Pharos of Alexandria

19th January 2001 at 00:00
One of the seven wonders of the ancient world was the Pharos of Alexandria, which became the prototype for ancient lighthouses. Situated on Pharos island at the end of the harbour of the new city, the structure was planned by Ptoloemy of Egypt , who died in 284BC, and was completed in about 280BC. Its base proclaimed that the architect Sostratus of Cnidus dedicated it to the "saviour gods" on behalf of navigators. Models show a rectangular, tiered tower 122m (400ft) high, in which fres of resinous wood or oil were kept burning. They were reflected by metal mirrors, supposedly designed by Archimedes (right, 287-212BC), making them visible for up to 50km (30 miles), an incredible distance for this time.
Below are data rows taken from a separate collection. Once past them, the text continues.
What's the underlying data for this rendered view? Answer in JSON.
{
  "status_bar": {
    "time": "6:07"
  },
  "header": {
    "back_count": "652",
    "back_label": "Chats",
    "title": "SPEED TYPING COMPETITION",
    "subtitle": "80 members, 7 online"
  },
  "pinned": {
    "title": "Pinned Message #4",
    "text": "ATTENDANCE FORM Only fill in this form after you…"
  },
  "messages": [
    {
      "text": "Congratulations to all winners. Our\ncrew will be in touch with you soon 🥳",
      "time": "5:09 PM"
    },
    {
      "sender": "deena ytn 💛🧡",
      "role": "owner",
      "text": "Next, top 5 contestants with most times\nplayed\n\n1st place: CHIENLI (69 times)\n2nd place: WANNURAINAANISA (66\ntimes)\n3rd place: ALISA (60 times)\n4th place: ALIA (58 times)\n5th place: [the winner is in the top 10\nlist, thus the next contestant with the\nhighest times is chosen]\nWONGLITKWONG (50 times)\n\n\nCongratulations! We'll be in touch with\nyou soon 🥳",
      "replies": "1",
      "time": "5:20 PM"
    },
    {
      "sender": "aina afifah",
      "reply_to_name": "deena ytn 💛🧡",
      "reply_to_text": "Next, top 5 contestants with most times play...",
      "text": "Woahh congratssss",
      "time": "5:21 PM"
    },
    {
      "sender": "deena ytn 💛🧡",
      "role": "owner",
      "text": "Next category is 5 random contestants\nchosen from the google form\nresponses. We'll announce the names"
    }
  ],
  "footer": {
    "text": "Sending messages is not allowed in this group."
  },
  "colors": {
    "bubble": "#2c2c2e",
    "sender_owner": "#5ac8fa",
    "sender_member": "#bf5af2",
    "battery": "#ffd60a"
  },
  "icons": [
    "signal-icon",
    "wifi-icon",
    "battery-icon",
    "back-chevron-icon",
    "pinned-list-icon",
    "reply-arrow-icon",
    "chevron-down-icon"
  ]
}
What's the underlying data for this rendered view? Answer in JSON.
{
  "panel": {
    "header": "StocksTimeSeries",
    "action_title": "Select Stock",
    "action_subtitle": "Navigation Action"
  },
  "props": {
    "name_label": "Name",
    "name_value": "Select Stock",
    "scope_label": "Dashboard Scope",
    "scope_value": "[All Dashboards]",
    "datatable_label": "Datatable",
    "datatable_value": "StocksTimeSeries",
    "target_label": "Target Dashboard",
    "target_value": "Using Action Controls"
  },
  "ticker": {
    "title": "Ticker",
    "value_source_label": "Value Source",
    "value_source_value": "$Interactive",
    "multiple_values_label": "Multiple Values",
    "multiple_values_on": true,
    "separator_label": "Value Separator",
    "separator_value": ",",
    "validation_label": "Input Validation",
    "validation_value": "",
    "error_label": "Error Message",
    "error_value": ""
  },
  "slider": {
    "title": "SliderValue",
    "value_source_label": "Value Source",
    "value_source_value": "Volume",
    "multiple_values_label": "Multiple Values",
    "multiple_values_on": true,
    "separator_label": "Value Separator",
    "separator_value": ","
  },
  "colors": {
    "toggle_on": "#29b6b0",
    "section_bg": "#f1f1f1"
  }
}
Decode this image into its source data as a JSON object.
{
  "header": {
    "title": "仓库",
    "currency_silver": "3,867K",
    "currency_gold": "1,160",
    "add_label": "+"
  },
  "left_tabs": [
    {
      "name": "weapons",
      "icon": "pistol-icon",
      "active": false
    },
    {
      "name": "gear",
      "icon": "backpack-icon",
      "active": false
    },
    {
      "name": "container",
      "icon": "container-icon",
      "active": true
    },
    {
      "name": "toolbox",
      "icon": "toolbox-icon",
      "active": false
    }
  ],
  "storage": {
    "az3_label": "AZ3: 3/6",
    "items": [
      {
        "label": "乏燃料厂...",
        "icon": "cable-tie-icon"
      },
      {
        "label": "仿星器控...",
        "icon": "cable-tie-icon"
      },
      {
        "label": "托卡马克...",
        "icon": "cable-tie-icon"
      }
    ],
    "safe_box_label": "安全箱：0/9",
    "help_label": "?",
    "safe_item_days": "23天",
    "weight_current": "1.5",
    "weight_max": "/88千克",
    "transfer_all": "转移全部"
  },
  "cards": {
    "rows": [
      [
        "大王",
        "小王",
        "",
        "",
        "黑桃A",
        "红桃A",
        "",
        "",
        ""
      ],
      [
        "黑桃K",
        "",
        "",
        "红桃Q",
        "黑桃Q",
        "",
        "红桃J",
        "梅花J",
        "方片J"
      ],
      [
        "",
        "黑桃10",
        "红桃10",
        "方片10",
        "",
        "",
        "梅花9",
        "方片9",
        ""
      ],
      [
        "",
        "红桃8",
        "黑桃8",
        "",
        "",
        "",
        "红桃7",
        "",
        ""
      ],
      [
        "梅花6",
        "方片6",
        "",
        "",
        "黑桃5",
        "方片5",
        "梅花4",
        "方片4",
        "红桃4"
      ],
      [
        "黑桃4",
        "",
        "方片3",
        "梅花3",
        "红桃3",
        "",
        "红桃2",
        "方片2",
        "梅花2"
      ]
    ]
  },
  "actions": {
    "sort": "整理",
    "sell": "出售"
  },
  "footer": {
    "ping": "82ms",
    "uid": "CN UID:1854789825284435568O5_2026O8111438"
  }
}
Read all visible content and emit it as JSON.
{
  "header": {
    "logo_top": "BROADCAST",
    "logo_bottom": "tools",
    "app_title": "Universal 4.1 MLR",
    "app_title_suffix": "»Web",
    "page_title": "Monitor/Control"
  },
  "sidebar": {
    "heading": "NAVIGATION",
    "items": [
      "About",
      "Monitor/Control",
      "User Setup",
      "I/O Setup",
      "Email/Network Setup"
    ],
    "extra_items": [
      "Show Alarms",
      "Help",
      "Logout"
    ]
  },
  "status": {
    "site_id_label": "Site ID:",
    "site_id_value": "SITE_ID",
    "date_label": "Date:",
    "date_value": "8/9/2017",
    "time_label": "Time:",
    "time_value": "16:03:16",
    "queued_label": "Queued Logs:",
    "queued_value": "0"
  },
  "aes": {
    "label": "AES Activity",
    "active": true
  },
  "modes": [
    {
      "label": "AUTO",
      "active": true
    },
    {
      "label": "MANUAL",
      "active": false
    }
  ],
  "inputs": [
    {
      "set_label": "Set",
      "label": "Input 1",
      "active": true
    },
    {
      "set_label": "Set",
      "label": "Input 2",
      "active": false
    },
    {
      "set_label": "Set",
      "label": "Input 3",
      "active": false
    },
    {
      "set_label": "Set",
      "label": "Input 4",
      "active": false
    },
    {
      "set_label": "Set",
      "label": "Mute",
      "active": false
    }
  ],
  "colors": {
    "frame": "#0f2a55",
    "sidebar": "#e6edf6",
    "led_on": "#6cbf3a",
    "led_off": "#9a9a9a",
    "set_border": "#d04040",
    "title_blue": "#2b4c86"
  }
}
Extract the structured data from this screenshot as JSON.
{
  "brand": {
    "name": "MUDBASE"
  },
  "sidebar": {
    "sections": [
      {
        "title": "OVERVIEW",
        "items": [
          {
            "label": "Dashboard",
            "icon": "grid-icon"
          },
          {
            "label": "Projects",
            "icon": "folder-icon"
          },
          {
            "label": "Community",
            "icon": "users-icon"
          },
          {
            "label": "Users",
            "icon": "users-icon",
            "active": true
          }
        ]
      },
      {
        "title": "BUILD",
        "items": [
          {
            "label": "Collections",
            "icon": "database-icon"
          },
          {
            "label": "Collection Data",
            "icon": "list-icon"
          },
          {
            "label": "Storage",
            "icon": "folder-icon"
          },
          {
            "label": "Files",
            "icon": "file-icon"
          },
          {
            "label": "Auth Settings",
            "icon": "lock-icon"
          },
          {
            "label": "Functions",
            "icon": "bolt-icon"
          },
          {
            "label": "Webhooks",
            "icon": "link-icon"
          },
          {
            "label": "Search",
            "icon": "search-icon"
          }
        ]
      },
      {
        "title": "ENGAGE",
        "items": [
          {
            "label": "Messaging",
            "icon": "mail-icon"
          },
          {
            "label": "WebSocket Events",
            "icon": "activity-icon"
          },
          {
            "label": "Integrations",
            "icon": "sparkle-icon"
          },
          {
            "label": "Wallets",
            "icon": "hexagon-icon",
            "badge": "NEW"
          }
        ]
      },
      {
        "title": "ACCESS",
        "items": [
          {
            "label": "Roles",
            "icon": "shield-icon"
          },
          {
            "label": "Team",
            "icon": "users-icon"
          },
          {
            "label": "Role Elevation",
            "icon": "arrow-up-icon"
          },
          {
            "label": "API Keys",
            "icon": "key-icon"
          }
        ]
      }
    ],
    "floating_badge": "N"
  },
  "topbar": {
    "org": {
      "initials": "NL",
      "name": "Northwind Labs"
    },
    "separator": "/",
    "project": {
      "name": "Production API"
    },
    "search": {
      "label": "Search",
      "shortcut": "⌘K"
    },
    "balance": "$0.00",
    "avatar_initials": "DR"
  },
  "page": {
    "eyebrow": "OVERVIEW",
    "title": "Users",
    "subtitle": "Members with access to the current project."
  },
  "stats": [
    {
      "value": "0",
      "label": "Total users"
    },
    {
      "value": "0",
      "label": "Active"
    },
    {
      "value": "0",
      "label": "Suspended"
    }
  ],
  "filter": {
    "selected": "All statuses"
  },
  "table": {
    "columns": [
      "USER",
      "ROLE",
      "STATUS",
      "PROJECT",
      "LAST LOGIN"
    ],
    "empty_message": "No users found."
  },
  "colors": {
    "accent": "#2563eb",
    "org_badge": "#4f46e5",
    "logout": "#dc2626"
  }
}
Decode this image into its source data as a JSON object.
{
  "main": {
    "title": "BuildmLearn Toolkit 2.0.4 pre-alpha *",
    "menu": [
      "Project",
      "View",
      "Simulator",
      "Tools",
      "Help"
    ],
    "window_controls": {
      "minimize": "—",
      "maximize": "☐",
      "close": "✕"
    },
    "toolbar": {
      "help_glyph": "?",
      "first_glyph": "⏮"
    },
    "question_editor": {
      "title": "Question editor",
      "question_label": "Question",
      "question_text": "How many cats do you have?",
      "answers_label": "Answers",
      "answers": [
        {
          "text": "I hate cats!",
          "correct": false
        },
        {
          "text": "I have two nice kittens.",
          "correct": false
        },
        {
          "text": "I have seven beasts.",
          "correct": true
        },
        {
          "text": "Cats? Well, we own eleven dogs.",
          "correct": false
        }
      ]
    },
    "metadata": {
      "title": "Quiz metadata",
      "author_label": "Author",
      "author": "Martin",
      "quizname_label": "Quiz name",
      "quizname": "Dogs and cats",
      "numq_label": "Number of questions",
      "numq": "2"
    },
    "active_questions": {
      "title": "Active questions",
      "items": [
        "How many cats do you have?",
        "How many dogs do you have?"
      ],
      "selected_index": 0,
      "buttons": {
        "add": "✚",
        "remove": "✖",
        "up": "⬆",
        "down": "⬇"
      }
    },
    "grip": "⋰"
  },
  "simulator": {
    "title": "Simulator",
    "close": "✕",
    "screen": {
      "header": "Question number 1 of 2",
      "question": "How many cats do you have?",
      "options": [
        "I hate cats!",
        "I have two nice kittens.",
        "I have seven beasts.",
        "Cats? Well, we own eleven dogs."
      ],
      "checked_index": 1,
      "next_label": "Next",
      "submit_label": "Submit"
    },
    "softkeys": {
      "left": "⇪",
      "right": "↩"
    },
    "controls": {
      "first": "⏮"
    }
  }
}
If the mirrors were designed by Archimedes, they would have been an addition after the main structure was completed, about 40 years after the time 'No Royal Road to Geometry' drama set in 290BC. The lighthouse was devastated by an earthquake in 1324AD.


Subscribe to get access to the content on this page.

If you are already a Tes/ Tes Scotland subscriber please log in with your username or email address to get full access to our back issues, CPD library and membership plus page.

Not a subscriber? Find out more about our subscription offers.
Subscribe now
Existing subscriber?
Enter subscription number

Comments

The guide by your side – ensuring you are always up to date with the latest in education.

Get Tes magazine online and delivered to your door. Stay up to date with the latest research, teacher innovation and insight, plus classroom tips and techniques with a Tes magazine subscription.
With a Tes magazine subscription you get exclusive access to our CPD library. Including our New Teachers’ special for NQTS, Ed Tech, How to Get a Job, Trip Planner, Ed Biz Special and all Tes back issues.

Subscribe now